▸ **What you will do**
Within the records below, filter for lines carrying the word "Insert" and copy them.

Records from a data source:
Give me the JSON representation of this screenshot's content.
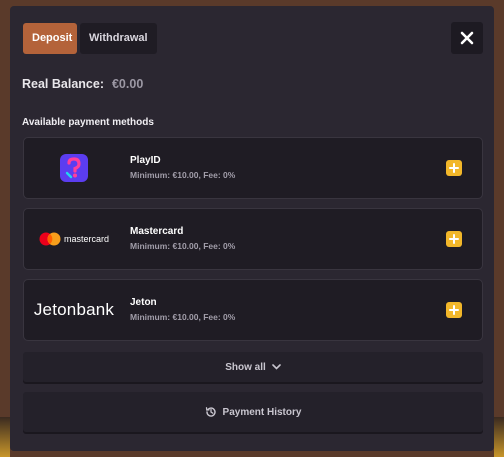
{
  "tabs": [
    {
      "label": "Deposit",
      "active": true
    },
    {
      "label": "Withdrawal",
      "active": false
    }
  ],
  "close_icon": "close-icon",
  "balance": {
    "label": "Real Balance:",
    "value": "€0.00"
  },
  "section_title": "Available payment methods",
  "methods": [
    {
      "name": "PlayID",
      "meta": "Minimum: €10.00, Fee: 0%",
      "logo": "playid-logo"
    },
    {
      "name": "Mastercard",
      "meta": "Minimum: €10.00, Fee: 0%",
      "logo": "mastercard-logo",
      "logo_text": "mastercard"
    },
    {
      "name": "Jeton",
      "meta": "Minimum: €10.00, Fee: 0%",
      "logo": "jeton-logo",
      "logo_text": "Jetonbank"
    }
  ],
  "show_all_label": "Show all",
  "history_label": "Payment History",
  "colors": {
    "accent": "#b4633a",
    "add_button": "#f2b72a",
    "modal_bg": "#2b2731",
    "card_bg": "#1f1c24"
  }
}
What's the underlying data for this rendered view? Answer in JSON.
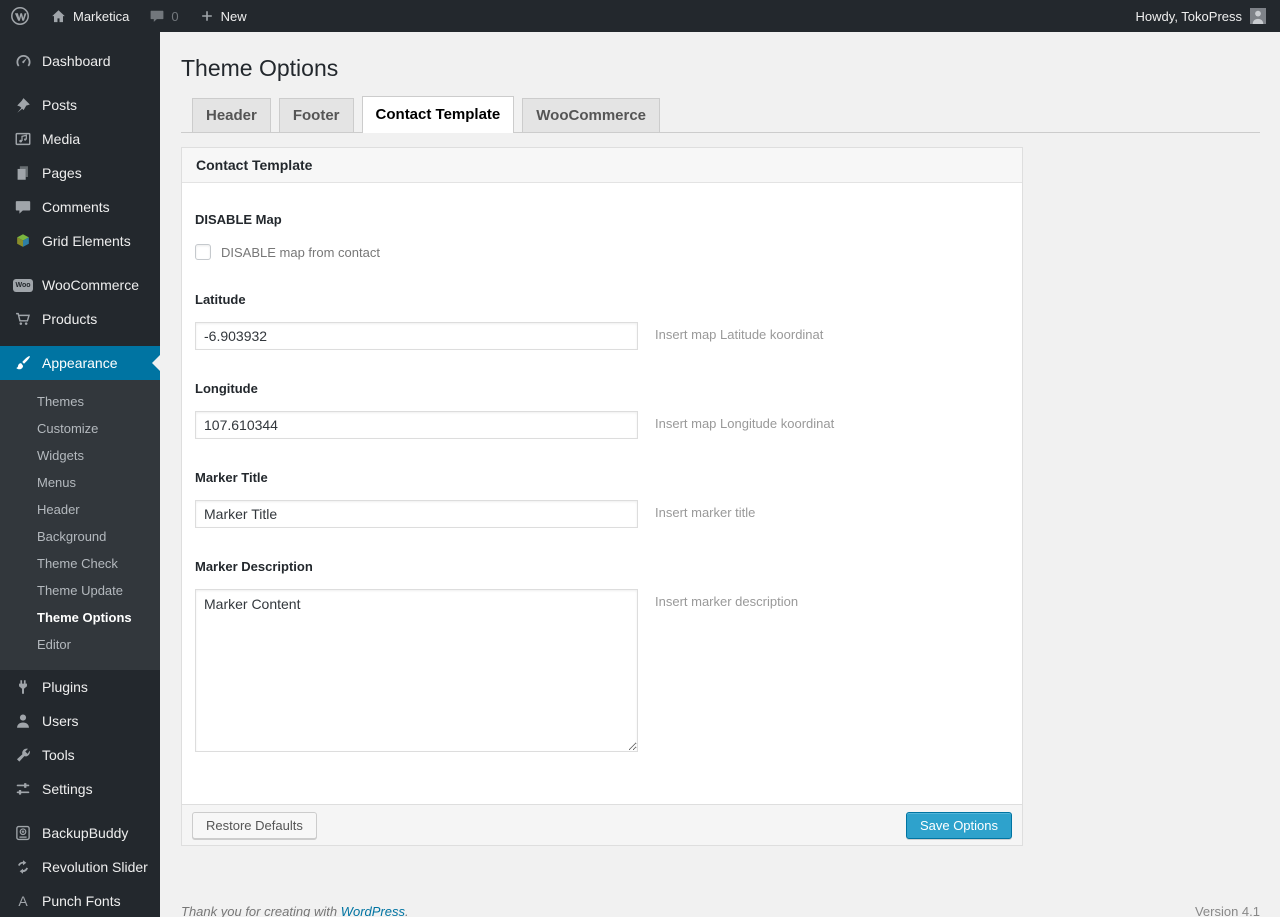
{
  "admin_bar": {
    "site_name": "Marketica",
    "comments_count": "0",
    "new_label": "New",
    "howdy": "Howdy, TokoPress"
  },
  "sidebar": {
    "items": [
      {
        "label": "Dashboard"
      },
      {
        "label": "Posts"
      },
      {
        "label": "Media"
      },
      {
        "label": "Pages"
      },
      {
        "label": "Comments"
      },
      {
        "label": "Grid Elements"
      },
      {
        "label": "WooCommerce"
      },
      {
        "label": "Products"
      },
      {
        "label": "Appearance"
      },
      {
        "label": "Plugins"
      },
      {
        "label": "Users"
      },
      {
        "label": "Tools"
      },
      {
        "label": "Settings"
      },
      {
        "label": "BackupBuddy"
      },
      {
        "label": "Revolution Slider"
      },
      {
        "label": "Punch Fonts"
      }
    ],
    "woo_badge": "Woo",
    "punch_letter": "A",
    "appearance_submenu": [
      {
        "label": "Themes",
        "current": false
      },
      {
        "label": "Customize",
        "current": false
      },
      {
        "label": "Widgets",
        "current": false
      },
      {
        "label": "Menus",
        "current": false
      },
      {
        "label": "Header",
        "current": false
      },
      {
        "label": "Background",
        "current": false
      },
      {
        "label": "Theme Check",
        "current": false
      },
      {
        "label": "Theme Update",
        "current": false
      },
      {
        "label": "Theme Options",
        "current": true
      },
      {
        "label": "Editor",
        "current": false
      }
    ]
  },
  "page": {
    "title": "Theme Options",
    "tabs": [
      {
        "label": "Header",
        "active": false
      },
      {
        "label": "Footer",
        "active": false
      },
      {
        "label": "Contact Template",
        "active": true
      },
      {
        "label": "WooCommerce",
        "active": false
      }
    ],
    "panel": {
      "header": "Contact Template",
      "fields": {
        "disable_map": {
          "label": "DISABLE Map",
          "checkbox_label": "DISABLE map from contact",
          "checked": false
        },
        "latitude": {
          "label": "Latitude",
          "value": "-6.903932",
          "hint": "Insert map Latitude koordinat"
        },
        "longitude": {
          "label": "Longitude",
          "value": "107.610344",
          "hint": "Insert map Longitude koordinat"
        },
        "marker_title": {
          "label": "Marker Title",
          "value": "Marker Title",
          "hint": "Insert marker title"
        },
        "marker_description": {
          "label": "Marker Description",
          "value": "Marker Content",
          "hint": "Insert marker description"
        }
      },
      "buttons": {
        "restore": "Restore Defaults",
        "save": "Save Options"
      }
    }
  },
  "footer": {
    "thanks_prefix": "Thank you for creating with ",
    "link_label": "WordPress",
    "thanks_suffix": ".",
    "version": "Version 4.1"
  },
  "colors": {
    "accent": "#0074a2",
    "primary_button": "#2ea2cc",
    "sidebar_bg": "#23282d",
    "submenu_bg": "#32373c",
    "content_bg": "#f1f1f1"
  }
}
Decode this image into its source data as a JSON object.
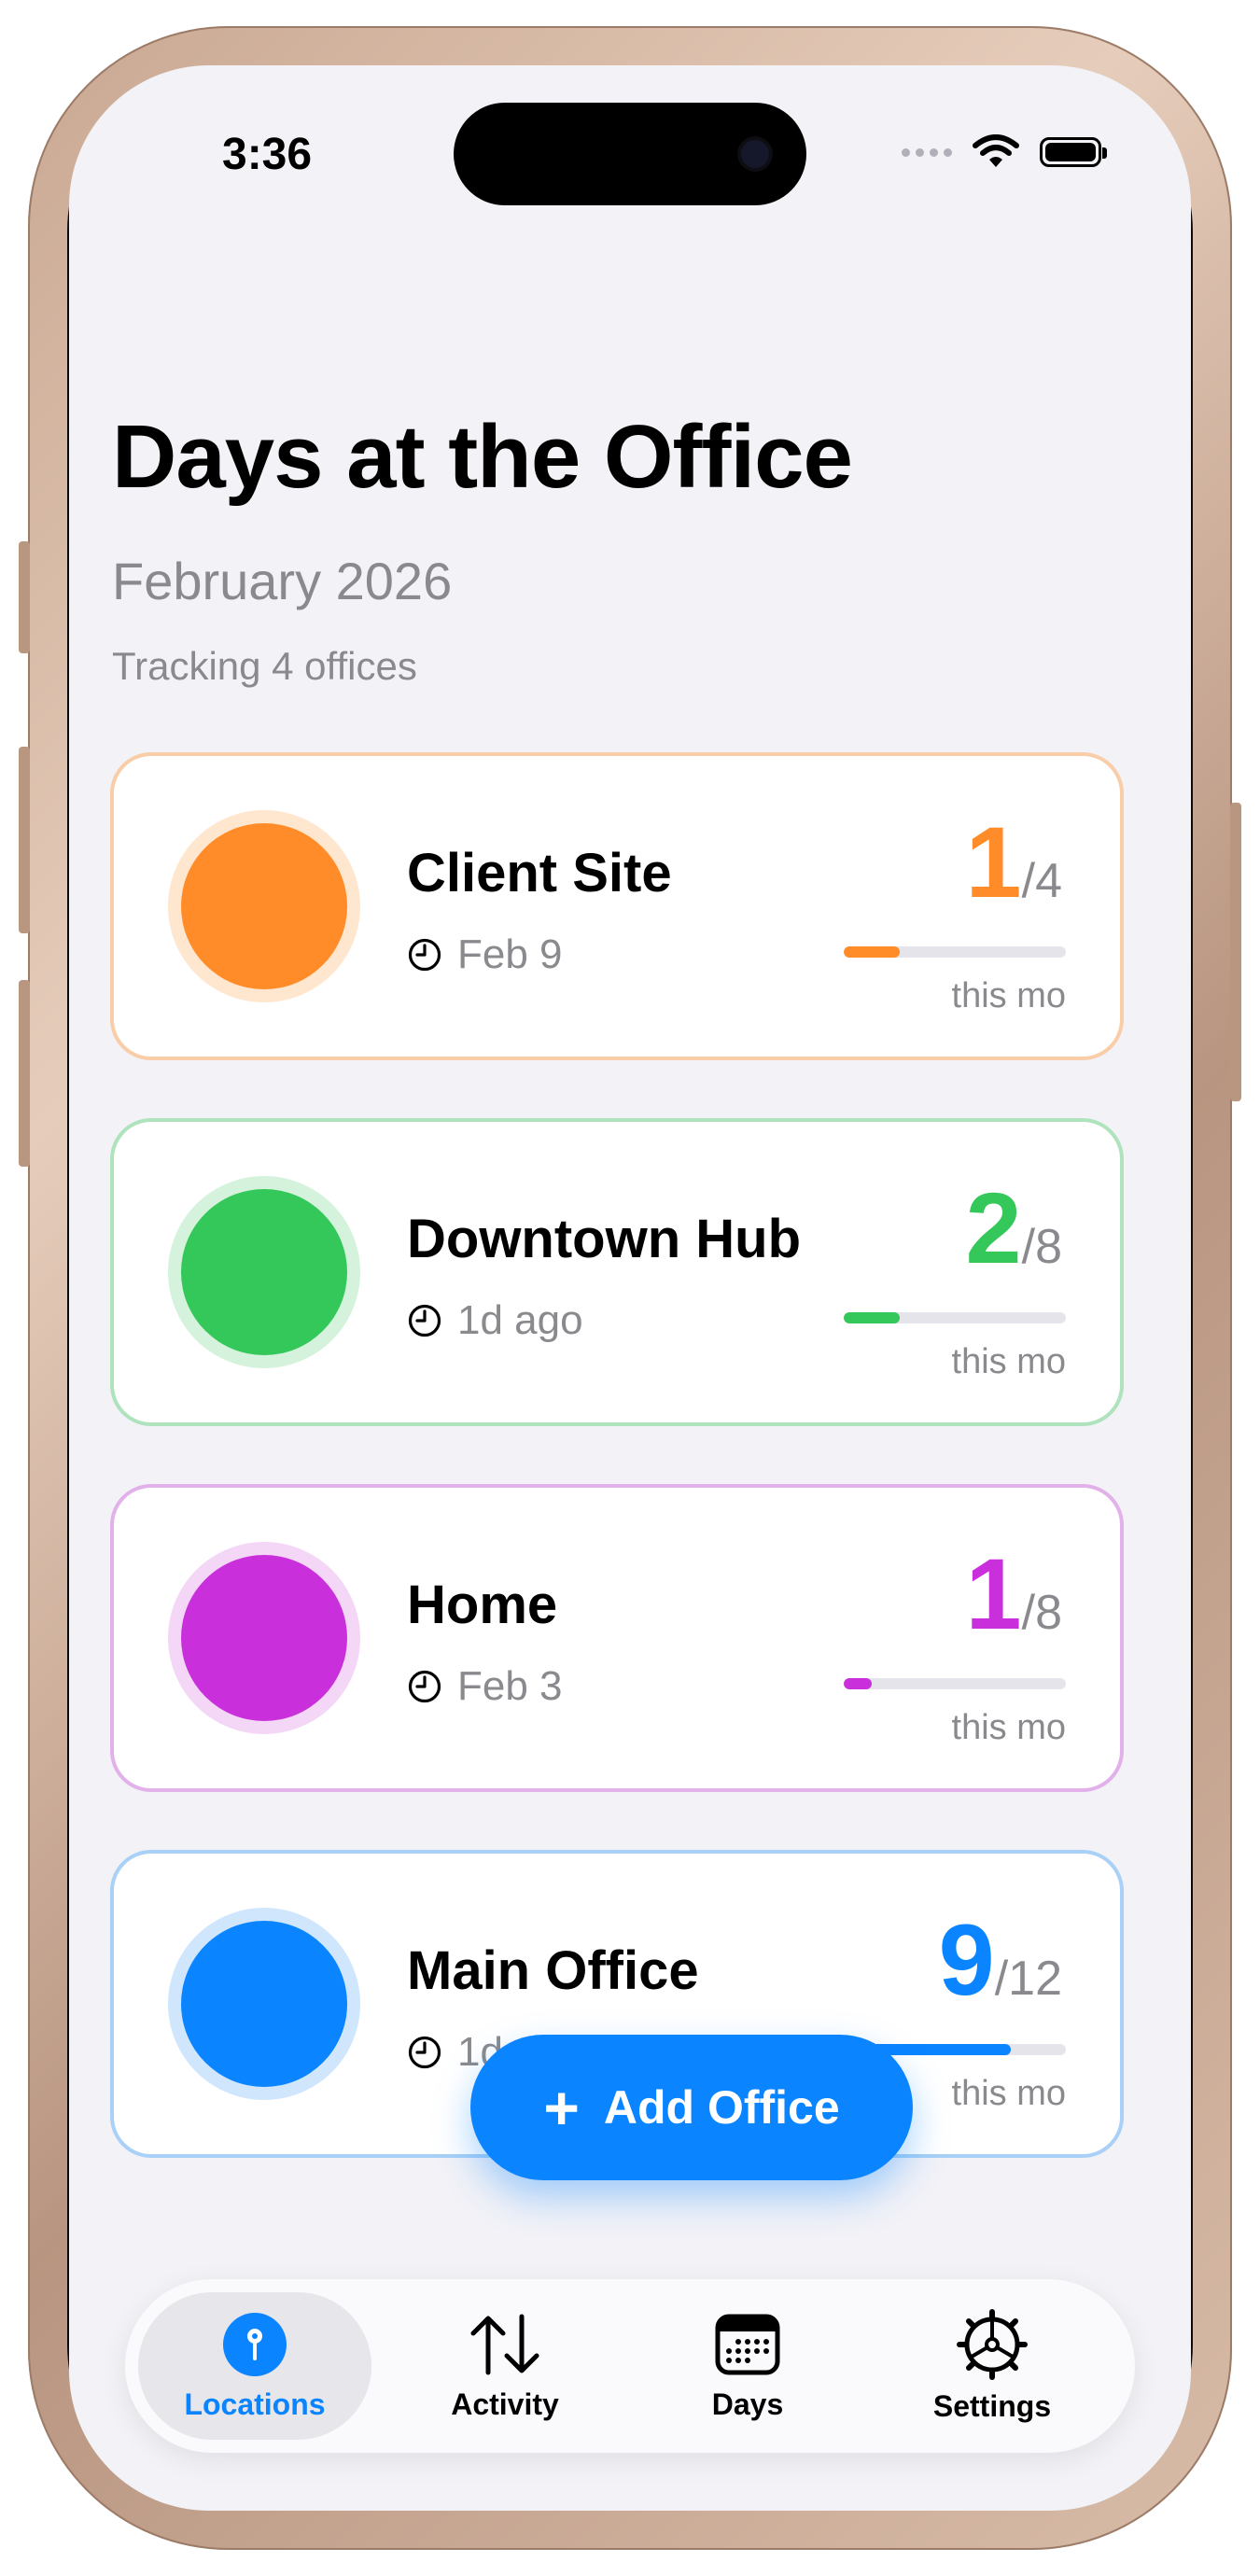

▸ **Answer box**
          "hint": "Insert map Latitude koordinat"
          "hint": "Insert map Longitude koordinat"
          "hint": "Insert marker title"
          "hint": "Insert marker description"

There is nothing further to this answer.